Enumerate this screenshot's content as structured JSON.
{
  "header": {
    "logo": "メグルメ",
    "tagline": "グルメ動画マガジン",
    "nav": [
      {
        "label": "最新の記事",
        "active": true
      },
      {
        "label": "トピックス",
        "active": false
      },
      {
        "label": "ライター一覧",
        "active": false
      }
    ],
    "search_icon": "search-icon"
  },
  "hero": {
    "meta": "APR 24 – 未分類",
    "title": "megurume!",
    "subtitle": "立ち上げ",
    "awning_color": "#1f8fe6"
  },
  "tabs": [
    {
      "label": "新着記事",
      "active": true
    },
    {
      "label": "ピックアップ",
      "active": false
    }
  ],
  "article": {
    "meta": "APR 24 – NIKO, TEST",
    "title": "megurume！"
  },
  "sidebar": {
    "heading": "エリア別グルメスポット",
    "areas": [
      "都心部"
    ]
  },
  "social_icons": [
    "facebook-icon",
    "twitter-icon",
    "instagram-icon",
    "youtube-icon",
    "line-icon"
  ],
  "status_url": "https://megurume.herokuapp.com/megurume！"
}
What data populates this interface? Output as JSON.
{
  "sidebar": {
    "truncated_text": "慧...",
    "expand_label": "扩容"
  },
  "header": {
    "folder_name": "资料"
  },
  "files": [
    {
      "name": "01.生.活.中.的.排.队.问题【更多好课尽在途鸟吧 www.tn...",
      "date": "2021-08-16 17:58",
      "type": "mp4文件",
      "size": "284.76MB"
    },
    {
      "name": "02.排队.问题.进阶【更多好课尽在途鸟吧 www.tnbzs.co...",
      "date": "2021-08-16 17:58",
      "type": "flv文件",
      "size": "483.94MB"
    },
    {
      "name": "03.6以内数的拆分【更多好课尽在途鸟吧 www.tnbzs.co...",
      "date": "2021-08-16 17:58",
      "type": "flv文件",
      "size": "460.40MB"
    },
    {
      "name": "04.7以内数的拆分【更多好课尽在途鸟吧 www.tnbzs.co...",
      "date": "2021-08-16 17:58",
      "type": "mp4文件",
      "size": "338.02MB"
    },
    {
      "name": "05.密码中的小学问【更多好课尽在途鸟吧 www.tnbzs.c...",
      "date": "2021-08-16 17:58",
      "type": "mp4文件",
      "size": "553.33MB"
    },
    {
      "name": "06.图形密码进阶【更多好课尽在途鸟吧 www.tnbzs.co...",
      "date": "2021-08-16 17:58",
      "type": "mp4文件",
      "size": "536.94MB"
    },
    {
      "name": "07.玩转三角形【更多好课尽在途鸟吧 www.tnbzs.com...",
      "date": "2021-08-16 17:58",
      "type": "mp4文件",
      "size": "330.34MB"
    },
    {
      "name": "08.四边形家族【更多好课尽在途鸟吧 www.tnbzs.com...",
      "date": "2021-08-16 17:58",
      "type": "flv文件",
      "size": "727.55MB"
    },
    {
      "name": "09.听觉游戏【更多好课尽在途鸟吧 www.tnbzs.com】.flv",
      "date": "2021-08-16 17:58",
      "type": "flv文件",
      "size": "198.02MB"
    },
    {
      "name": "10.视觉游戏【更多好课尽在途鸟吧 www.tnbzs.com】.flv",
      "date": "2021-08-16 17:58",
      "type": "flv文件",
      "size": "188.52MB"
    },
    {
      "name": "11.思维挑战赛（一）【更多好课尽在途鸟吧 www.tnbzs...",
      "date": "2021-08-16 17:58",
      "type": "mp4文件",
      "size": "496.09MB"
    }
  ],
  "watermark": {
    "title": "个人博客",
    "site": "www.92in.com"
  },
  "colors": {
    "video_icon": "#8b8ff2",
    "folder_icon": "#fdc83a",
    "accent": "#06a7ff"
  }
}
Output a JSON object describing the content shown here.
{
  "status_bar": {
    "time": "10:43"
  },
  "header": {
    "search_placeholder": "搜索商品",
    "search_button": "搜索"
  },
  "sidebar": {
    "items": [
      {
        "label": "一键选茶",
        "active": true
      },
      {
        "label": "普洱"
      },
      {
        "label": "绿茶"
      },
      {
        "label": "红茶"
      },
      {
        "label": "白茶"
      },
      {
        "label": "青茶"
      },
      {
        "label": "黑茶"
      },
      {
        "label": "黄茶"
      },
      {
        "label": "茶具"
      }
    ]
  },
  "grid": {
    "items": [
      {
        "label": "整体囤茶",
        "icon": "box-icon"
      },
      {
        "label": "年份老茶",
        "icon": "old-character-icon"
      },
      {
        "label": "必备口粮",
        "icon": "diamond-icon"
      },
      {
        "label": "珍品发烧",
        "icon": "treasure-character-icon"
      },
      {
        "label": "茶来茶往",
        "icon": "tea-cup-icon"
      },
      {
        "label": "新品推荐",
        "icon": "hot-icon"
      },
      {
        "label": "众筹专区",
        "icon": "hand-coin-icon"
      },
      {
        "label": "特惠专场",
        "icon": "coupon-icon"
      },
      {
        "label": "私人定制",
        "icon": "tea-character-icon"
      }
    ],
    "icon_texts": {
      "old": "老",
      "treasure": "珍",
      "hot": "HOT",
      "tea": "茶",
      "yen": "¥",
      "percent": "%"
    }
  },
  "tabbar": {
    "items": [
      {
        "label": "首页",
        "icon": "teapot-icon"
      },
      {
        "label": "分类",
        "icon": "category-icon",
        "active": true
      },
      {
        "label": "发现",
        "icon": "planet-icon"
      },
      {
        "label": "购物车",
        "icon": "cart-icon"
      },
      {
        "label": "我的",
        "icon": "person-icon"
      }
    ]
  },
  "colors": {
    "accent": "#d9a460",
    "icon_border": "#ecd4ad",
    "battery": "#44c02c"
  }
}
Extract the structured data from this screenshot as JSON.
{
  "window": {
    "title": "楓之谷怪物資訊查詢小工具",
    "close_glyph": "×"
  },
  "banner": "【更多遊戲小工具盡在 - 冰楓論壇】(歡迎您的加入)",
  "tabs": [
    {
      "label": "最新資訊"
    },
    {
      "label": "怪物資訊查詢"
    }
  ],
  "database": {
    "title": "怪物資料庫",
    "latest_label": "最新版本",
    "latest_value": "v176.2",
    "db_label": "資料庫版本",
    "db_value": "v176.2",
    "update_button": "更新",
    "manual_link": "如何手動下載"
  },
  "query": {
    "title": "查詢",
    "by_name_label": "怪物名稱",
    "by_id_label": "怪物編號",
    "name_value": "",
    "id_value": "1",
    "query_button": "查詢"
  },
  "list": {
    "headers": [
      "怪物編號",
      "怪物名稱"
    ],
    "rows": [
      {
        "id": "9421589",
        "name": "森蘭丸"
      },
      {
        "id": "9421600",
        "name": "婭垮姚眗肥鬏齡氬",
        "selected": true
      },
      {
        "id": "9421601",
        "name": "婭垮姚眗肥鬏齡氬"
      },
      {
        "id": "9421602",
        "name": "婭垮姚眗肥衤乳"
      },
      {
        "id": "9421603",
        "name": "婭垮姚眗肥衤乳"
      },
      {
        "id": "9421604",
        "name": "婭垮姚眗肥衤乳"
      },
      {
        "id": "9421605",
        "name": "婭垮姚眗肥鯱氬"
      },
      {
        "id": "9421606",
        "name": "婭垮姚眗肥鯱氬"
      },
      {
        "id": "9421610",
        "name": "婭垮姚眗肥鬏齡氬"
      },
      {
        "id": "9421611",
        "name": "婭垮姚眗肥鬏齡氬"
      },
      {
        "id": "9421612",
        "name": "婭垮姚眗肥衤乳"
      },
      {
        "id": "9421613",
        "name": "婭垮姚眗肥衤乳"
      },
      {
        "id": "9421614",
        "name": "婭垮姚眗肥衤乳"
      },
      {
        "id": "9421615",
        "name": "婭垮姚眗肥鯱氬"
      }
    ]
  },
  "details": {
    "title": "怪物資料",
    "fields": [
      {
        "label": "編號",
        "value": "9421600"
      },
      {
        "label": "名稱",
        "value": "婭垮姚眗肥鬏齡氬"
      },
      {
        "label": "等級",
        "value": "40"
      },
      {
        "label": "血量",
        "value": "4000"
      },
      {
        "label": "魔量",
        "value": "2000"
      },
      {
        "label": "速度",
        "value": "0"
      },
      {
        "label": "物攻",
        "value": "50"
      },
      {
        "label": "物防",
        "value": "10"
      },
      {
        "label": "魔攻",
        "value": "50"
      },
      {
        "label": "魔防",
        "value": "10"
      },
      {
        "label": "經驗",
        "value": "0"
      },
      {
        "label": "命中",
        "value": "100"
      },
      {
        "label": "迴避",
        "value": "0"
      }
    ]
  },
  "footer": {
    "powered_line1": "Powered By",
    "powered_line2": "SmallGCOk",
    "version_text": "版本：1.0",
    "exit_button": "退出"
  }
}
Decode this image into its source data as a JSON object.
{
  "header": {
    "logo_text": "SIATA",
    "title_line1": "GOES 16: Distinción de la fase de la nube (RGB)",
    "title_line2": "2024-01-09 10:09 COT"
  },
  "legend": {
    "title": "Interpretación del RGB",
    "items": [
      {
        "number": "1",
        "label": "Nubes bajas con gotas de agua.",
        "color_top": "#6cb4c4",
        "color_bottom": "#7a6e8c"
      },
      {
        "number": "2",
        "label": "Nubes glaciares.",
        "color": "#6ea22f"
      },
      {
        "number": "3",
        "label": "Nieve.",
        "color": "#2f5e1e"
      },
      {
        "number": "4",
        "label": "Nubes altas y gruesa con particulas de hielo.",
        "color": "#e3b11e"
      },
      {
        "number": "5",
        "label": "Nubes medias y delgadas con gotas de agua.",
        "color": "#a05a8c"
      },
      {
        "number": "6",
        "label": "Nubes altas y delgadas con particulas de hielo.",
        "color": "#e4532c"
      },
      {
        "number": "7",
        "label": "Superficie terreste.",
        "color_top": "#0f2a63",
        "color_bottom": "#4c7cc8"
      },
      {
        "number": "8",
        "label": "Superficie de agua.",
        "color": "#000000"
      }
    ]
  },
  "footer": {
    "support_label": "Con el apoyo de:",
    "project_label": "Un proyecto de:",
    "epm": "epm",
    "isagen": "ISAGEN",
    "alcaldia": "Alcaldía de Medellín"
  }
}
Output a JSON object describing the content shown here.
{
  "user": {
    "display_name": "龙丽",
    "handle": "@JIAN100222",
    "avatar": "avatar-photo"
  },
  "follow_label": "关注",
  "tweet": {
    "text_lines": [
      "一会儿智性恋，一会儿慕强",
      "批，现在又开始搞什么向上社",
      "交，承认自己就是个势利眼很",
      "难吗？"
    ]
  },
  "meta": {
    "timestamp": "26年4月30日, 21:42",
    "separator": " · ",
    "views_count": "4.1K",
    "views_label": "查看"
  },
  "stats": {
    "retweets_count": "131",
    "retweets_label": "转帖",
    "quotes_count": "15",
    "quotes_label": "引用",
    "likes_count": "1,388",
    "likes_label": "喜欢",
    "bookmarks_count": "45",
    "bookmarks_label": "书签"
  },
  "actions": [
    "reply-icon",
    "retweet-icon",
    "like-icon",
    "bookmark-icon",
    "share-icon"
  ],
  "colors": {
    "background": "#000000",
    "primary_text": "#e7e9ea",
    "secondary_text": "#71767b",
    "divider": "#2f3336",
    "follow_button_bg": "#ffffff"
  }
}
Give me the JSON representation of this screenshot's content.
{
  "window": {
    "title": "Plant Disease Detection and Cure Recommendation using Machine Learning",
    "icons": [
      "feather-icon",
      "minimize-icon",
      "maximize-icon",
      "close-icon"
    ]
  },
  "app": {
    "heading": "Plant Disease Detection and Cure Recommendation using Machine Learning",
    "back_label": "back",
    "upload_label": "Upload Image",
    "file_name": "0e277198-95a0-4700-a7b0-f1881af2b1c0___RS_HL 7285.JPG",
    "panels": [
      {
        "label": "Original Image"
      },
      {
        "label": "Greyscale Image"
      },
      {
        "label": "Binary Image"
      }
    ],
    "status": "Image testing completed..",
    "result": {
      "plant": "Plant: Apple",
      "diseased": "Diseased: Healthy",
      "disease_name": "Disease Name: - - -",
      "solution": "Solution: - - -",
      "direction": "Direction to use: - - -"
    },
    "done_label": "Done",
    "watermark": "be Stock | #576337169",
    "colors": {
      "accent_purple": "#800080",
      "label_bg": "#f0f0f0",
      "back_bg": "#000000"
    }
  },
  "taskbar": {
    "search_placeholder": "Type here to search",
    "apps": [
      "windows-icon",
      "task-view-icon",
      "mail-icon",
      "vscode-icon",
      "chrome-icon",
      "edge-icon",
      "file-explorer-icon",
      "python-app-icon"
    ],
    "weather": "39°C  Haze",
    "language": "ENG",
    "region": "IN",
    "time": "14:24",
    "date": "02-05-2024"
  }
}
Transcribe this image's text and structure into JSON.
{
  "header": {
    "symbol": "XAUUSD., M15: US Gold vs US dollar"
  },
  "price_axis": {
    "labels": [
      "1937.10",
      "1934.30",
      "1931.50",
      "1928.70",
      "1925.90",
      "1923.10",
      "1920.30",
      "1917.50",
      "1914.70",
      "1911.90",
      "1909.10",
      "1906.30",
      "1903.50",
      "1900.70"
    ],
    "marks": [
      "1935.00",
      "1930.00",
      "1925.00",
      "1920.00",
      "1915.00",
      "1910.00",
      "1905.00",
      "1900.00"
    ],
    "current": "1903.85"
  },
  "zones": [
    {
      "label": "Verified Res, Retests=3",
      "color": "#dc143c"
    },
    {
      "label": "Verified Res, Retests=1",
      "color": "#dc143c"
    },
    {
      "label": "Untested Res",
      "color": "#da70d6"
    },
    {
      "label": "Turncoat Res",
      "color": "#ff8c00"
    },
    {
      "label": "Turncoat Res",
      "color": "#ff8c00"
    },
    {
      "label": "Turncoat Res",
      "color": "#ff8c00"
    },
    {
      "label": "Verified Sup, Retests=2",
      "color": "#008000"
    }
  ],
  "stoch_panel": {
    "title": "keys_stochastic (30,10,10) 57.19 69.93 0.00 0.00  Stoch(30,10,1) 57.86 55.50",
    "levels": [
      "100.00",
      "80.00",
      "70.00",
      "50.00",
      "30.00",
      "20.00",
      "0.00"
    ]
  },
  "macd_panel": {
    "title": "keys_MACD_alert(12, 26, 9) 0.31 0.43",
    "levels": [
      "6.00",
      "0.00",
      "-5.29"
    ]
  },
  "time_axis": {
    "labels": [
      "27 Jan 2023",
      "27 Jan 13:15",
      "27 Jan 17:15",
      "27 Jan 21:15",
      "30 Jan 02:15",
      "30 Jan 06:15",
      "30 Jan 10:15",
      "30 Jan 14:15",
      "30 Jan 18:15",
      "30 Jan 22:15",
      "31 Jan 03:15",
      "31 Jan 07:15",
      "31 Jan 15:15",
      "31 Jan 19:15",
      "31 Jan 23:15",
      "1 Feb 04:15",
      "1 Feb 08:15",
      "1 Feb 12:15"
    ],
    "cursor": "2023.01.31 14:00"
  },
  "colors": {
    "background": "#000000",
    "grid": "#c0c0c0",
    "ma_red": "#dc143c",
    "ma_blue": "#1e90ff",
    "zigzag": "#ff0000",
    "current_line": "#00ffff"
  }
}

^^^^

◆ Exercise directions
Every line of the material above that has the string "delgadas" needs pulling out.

◆ Result for this exercise
        "label": "Nubes medias y delgadas con gotas de agua.",
        "label": "Nubes altas y delgadas con particulas de hielo.",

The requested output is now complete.